Feminae: Medieval Women and Gender Index

  • Title: Phyllis Talks with Aristotle through a Window and Phyllis Riding Aristotle
  • Creator:
  • Description: The narrative imagery captured in these two barbed quatrefoils in the Maltererteppich, or Malterer embroidery, tells the medieval legend of the classical philosopher Aristotle, and how he succumbed to the power of female sexual wiles. Beginning in the thirteenth century, medieval poets crafted the story of how Aristotle warned his student, Alexander the Great, not to lose control of his wits to his beautiful mistress (sometimes wife), Phyllis. In an act of retaliation, Phyllis set out to seduce Aristotle himself. She succeeded when she beguiled him so thoroughly that he allowed her to ride him like a horse, complete with bit and bridle. This moralizing yet comical parable highlights medieval anxieties concerning the danger of women’s potential ability to exercise total control over men. The scene at the left shows Phyllis, dressed in a long white gown and golden hair net, leaning into the window of Aristotle’s study. In Henri d’Andeli’s poem “Lai d’Aristote,” Phyllis danced in a garden before Aristotle’s window in order to tempt the philosopher away from his intellectual and spiritual work. On the embroidery Aristotle turns away from his table of books and reaches out to caress Phyllis under the chin, a pervasive gesture of romantic and sexual interest in the Middle Ages. The scene within the right quatrefoil depicts the climactic moment of the Phyllis and Aristotle legend. Here Aristotle walks on all fours with Phyllis perched in a golden saddle on his back. She grasps the reigns of his bridle in her right hand and urges him on with a three-pronged whip in her left hand.

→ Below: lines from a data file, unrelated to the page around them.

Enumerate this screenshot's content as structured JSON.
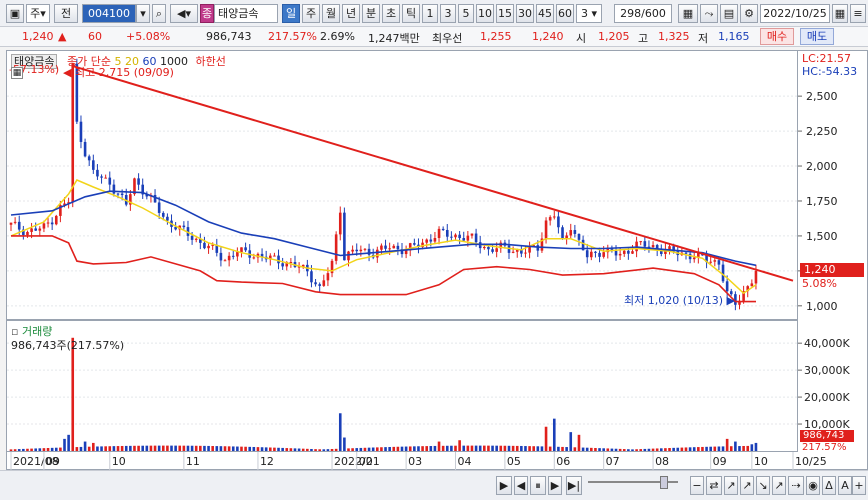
{
  "toolbar": {
    "mode": "주",
    "prev_label": "전",
    "code": "004100",
    "badge": "종",
    "name": "태양금속",
    "periods": [
      "일",
      "주",
      "월",
      "년",
      "분",
      "초",
      "틱"
    ],
    "active_period": "일",
    "minutes": [
      "1",
      "3",
      "5",
      "10",
      "15",
      "30",
      "45",
      "60"
    ],
    "minute_sel": "3",
    "count": "298/600",
    "date": "2022/10/25"
  },
  "quote": {
    "price": "1,240",
    "arrow": "▲",
    "change": "60",
    "change_pct": "+5.08%",
    "volume": "986,743",
    "vol_ratio": "217.57%",
    "turnover": "2.69%",
    "amount": "1,247백만",
    "best_label": "최우선",
    "best_ask": "1,255",
    "best_bid": "1,240",
    "open_label": "시",
    "open": "1,205",
    "high_label": "고",
    "high": "1,325",
    "low_label": "저",
    "low": "1,165",
    "buy_label": "매수",
    "sell_label": "매도"
  },
  "legend": {
    "name": "태양금속",
    "ma_label": "종가 단순",
    "ma5": "5",
    "ma20": "20",
    "ma60": "60",
    "ma1000": "1000",
    "lower": "하한선",
    "lc": "LC:21.57",
    "hc": "HC:-54.33",
    "left_pct": "-57.13%)",
    "high_note": "최고 2,715 (09/09)",
    "low_note": "최저 1,020 (10/13)",
    "vol_title": "거래량",
    "vol_note": "986,743주(217.57%)",
    "current_price_tag": "1,240",
    "current_pct_tag": "5.08%",
    "vol_tag": "986,743",
    "vol_pct_tag": "217.57%"
  },
  "colors": {
    "up": "#e0201c",
    "down": "#1a3fb8",
    "ma5": "#f2d41a",
    "ma20": "#1a3fb8",
    "env": "#e0201c",
    "trend": "#e0201c"
  },
  "chart_data": {
    "type": "candlestick",
    "title": "태양금속",
    "price_ticks": [
      "2,500",
      "2,250",
      "2,000",
      "1,750",
      "1,500",
      "1,250",
      "1,000"
    ],
    "price_tick_values": [
      2500,
      2250,
      2000,
      1750,
      1500,
      1250,
      1000
    ],
    "ylim": [
      920,
      2780
    ],
    "vol_ticks": [
      "40,000K",
      "30,000K",
      "20,000K",
      "10,000K"
    ],
    "vol_tick_values": [
      40000,
      30000,
      20000,
      10000
    ],
    "vol_ylim": [
      0,
      46000
    ],
    "x_labels": [
      "2021/08",
      "09",
      "10",
      "11",
      "12",
      "2022/01",
      "02",
      "03",
      "04",
      "05",
      "06",
      "07",
      "08",
      "09",
      "10",
      "10/25"
    ],
    "price_path": [
      [
        0,
        1580
      ],
      [
        4,
        1530
      ],
      [
        8,
        1560
      ],
      [
        10,
        1620
      ],
      [
        12,
        1700
      ],
      [
        14,
        1750
      ],
      [
        15,
        2715
      ],
      [
        16,
        2300
      ],
      [
        18,
        2100
      ],
      [
        20,
        1950
      ],
      [
        24,
        1880
      ],
      [
        28,
        1720
      ],
      [
        30,
        1900
      ],
      [
        34,
        1760
      ],
      [
        38,
        1600
      ],
      [
        40,
        1570
      ],
      [
        44,
        1490
      ],
      [
        48,
        1420
      ],
      [
        52,
        1330
      ],
      [
        55,
        1390
      ],
      [
        60,
        1360
      ],
      [
        64,
        1330
      ],
      [
        68,
        1300
      ],
      [
        72,
        1250
      ],
      [
        75,
        1120
      ],
      [
        78,
        1300
      ],
      [
        80,
        1700
      ],
      [
        81,
        1350
      ],
      [
        84,
        1400
      ],
      [
        88,
        1380
      ],
      [
        92,
        1420
      ],
      [
        96,
        1400
      ],
      [
        100,
        1450
      ],
      [
        104,
        1520
      ],
      [
        108,
        1500
      ],
      [
        112,
        1480
      ],
      [
        116,
        1400
      ],
      [
        120,
        1420
      ],
      [
        124,
        1380
      ],
      [
        128,
        1420
      ],
      [
        130,
        1600
      ],
      [
        132,
        1650
      ],
      [
        134,
        1450
      ],
      [
        136,
        1580
      ],
      [
        138,
        1450
      ],
      [
        140,
        1350
      ],
      [
        144,
        1400
      ],
      [
        148,
        1360
      ],
      [
        152,
        1440
      ],
      [
        156,
        1420
      ],
      [
        160,
        1390
      ],
      [
        164,
        1370
      ],
      [
        168,
        1340
      ],
      [
        172,
        1310
      ],
      [
        174,
        1080
      ],
      [
        176,
        1020
      ],
      [
        178,
        1100
      ],
      [
        180,
        1180
      ],
      [
        181,
        1240
      ]
    ],
    "ma5": [
      [
        0,
        1500
      ],
      [
        8,
        1600
      ],
      [
        14,
        1800
      ],
      [
        16,
        1900
      ],
      [
        20,
        1850
      ],
      [
        26,
        1780
      ],
      [
        32,
        1700
      ],
      [
        40,
        1570
      ],
      [
        48,
        1450
      ],
      [
        56,
        1380
      ],
      [
        64,
        1330
      ],
      [
        72,
        1270
      ],
      [
        78,
        1250
      ],
      [
        84,
        1330
      ],
      [
        92,
        1380
      ],
      [
        100,
        1430
      ],
      [
        108,
        1470
      ],
      [
        116,
        1430
      ],
      [
        124,
        1400
      ],
      [
        130,
        1480
      ],
      [
        136,
        1480
      ],
      [
        144,
        1390
      ],
      [
        152,
        1410
      ],
      [
        160,
        1390
      ],
      [
        168,
        1340
      ],
      [
        174,
        1200
      ],
      [
        178,
        1090
      ],
      [
        181,
        1150
      ]
    ],
    "ma20": [
      [
        0,
        1650
      ],
      [
        10,
        1680
      ],
      [
        18,
        1780
      ],
      [
        24,
        1820
      ],
      [
        32,
        1810
      ],
      [
        40,
        1720
      ],
      [
        48,
        1600
      ],
      [
        56,
        1520
      ],
      [
        64,
        1480
      ],
      [
        72,
        1420
      ],
      [
        80,
        1360
      ],
      [
        88,
        1380
      ],
      [
        96,
        1400
      ],
      [
        104,
        1420
      ],
      [
        112,
        1440
      ],
      [
        120,
        1440
      ],
      [
        128,
        1420
      ],
      [
        136,
        1410
      ],
      [
        144,
        1410
      ],
      [
        152,
        1420
      ],
      [
        160,
        1400
      ],
      [
        168,
        1380
      ],
      [
        176,
        1320
      ],
      [
        181,
        1290
      ]
    ],
    "env_low": [
      [
        0,
        1500
      ],
      [
        10,
        1500
      ],
      [
        14,
        1450
      ],
      [
        16,
        1320
      ],
      [
        20,
        1300
      ],
      [
        28,
        1310
      ],
      [
        34,
        1350
      ],
      [
        40,
        1300
      ],
      [
        46,
        1250
      ],
      [
        50,
        1180
      ],
      [
        56,
        1170
      ],
      [
        66,
        1160
      ],
      [
        74,
        1100
      ],
      [
        80,
        1080
      ],
      [
        96,
        1080
      ],
      [
        104,
        1150
      ],
      [
        110,
        1260
      ],
      [
        118,
        1280
      ],
      [
        126,
        1260
      ],
      [
        134,
        1220
      ],
      [
        144,
        1230
      ],
      [
        156,
        1270
      ],
      [
        166,
        1230
      ],
      [
        172,
        1150
      ],
      [
        176,
        1030
      ],
      [
        181,
        1030
      ]
    ],
    "trendline": [
      [
        15,
        2715
      ],
      [
        190,
        1180
      ]
    ],
    "volume_spikes": [
      [
        15,
        42000
      ],
      [
        14,
        6000
      ],
      [
        13,
        4500
      ],
      [
        18,
        3500
      ],
      [
        20,
        3000
      ],
      [
        80,
        14000
      ],
      [
        81,
        5000
      ],
      [
        130,
        9000
      ],
      [
        132,
        12000
      ],
      [
        136,
        7000
      ],
      [
        138,
        6000
      ],
      [
        109,
        4000
      ],
      [
        104,
        3500
      ],
      [
        174,
        4500
      ],
      [
        176,
        3500
      ],
      [
        180,
        2500
      ],
      [
        181,
        3000
      ]
    ]
  }
}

    Representations of Phyllis riding Aristotle were quite popular from the thirteenth century on, appearing in manuscripts, on domestic vessels, and even in church sculpture. The Maltererteppich itself was likely once a cover for a bench, and was commissioned by Johannes Malterer, either for a marriage or for the convent where his sister Anna was a nun (Smith, 1990). On the Maltererteppich, however, the legend of Phyllis and Aristotle joins with scenes from the story of Samson, a similar legend concerning the poet Virgil, narrative moments from tales of the Arthurian knight Iwaine, and, finally, a lady with a unicorn. Scholars have debated the purpose of employing this “Power of Women topos” on a tapestry meant for a convent, arguing that the narrative warns of the dangers of fleshly love over spiritual love. If the tapestry celebrated the occasion of a marriage, however, the imagery may have been intended to demonstrate the transformative power of love itself.

  • Source: Wikimedia Commons
  • Rights: Public Domain
  • Subject (See Also): Love   Phyllis, Lover of Aristotle   Power of Women (Literary Topos)   Sexuality   Shame
  • Geographic Area: Germany
  • Century: 14
  • Date: 1310-1320
  • Related Work: View of the entire embroidery: http://upload.wikimedia.org/wikipedia/commons/c/c4/Maltererteppich_complete.jpg; Close up of Phyllis astride Aristotle:http://www.zum.de/Faecher/G/BW/Landeskunde/rhein/kultur/museen/augustin/malt03.htm
  • Current Location: Freiburg, Augustinermuseum, AMF, Inv. Nr. 11508
  • Original Location:
  • Artistic Type (Category): Digital Images; Textiles
  • Artistic Type (Material/Technique): Linen; Wool
  • Donor: Layman; Johannes Malterer; Female religious ; Anna Malterer, nun at Saint Katherine's Monastery, Freiburg
  • Height/Width/Length(cm): 68/490/
  • Inscription:
  • Related Resources: Gourlay, Kristina E. "A Positive Representation of the Power of Young Women: The Malterer Embroidery Re-examined," in Young Medieval Women. Edited by Katherine J. Lewis, Noel James Menuge, and Kim M. Phillips. St. Martin's Press, 1999. pp. 69 - 102;
    Rushing, James A., Jr. Images of Adventure: Ywain in the Visual Arts. University of Pennsylvania Press, 1995. pp. 219 - 44.
    Rushing, James A., Jr. "Iwein as Slave of Woman: the “Maltererteppich” in Freiburg." Zeitschrift für Kunstgeschichte 55, (1992): Pages 124 - 35;
    Smith, Susan L. "The Power of Women Topos on a Fourteenth-Century Embroidery." Viator 12, (1990): Pages 203-34.